Citizen Science Program
What is Gardenroots?
Gardenroots is a Citizen Science (CS) program that has successfully incorporate and empower a cadre of community gardeners in the scientific process to determine the levels of metals in the vegetables grown in Dewey-Humboldt, Arizona home gardens.
What is Citizen Science?
Citizen Science (CS) is where non-scientists participate in, and contribute to the collection of data for the stated research question, while increasing their own personal scientific knowledge regarding the subject being investigated. CS aims to increase participants’ knowledge about science and the scientific process, while allowing scientists to gather large sets of data, which can be used for research. Substantial benefits are therefore provided to all citizen-science participants, both professional and non-professional (D. Brossard et al., 2005).
Gardenroots + Citizen Science = Democratization of Science
Gardenroots exemplifies how a university can proactively respond to a community inquiry regarding water and the environment, and meet the needs identified by the community themselves instead of the traditional outreach model, where the academic institution decides what the community needs to know, or learn. The novelty of this project stems from its unique design and democratization of science and science information. Its not only a citizen science program, where non-scientists participate in the collection of data for a specific research question, while increasing their own personal scientific knowledge; it’s a participatory design experience. Citizen scientists will also assist in the design of educational products for their community. This additional step is recognizing community members as local experts in their own right, empowering them to generate their own understanding, and be ambassadors for the environment in their community. Participants have, and will continue to be involved in all steps of the scientific process, demonstrating that the science has been democratized - the ultimate goal of a CS program. This innovative, integrated process will lead to: 1) Civic engagement; 2) Public participation in the decision-making process pertaining to water, soil and environmental issues; and 3) A trusting and ongoing partnership between the Dewey-Humboldt and The University of Arizona.

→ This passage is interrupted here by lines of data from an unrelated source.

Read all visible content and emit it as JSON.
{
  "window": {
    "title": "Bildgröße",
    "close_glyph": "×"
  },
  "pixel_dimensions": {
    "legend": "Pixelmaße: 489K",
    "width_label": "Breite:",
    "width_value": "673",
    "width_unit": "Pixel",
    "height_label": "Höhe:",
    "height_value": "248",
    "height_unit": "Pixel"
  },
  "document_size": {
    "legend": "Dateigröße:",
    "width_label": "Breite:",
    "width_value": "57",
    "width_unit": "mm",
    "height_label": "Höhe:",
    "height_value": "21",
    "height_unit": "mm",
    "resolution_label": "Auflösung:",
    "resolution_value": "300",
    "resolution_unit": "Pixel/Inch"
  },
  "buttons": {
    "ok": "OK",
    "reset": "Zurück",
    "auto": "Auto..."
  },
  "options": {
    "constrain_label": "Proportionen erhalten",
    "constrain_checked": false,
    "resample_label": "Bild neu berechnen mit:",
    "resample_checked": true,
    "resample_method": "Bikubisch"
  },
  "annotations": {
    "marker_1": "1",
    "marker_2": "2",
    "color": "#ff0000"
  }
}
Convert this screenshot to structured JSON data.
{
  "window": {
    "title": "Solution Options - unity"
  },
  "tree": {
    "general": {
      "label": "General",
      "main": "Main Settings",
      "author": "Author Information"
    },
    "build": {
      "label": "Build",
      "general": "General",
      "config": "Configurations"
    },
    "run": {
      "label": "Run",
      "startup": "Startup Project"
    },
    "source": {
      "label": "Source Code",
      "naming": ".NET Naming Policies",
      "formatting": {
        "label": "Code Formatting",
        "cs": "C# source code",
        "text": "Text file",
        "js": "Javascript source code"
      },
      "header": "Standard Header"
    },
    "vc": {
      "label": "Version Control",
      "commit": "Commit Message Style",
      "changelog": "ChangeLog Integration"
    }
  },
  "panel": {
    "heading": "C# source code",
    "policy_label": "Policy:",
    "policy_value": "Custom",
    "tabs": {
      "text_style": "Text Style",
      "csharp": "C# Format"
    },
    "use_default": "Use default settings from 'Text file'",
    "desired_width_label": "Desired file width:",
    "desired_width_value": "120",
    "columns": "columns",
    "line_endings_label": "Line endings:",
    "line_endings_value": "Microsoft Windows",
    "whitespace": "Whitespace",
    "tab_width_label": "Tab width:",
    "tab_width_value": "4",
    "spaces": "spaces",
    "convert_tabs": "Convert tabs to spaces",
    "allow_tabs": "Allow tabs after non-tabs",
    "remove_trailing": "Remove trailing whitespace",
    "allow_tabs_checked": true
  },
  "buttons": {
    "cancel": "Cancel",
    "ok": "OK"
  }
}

For more information about Citizen Science Projects, please visit:
The Network for Citizen Science Projects and Resources
Cornell University’s Citizen Science Central
Lab Coats for All! A Layperson's Guide to Citizen Science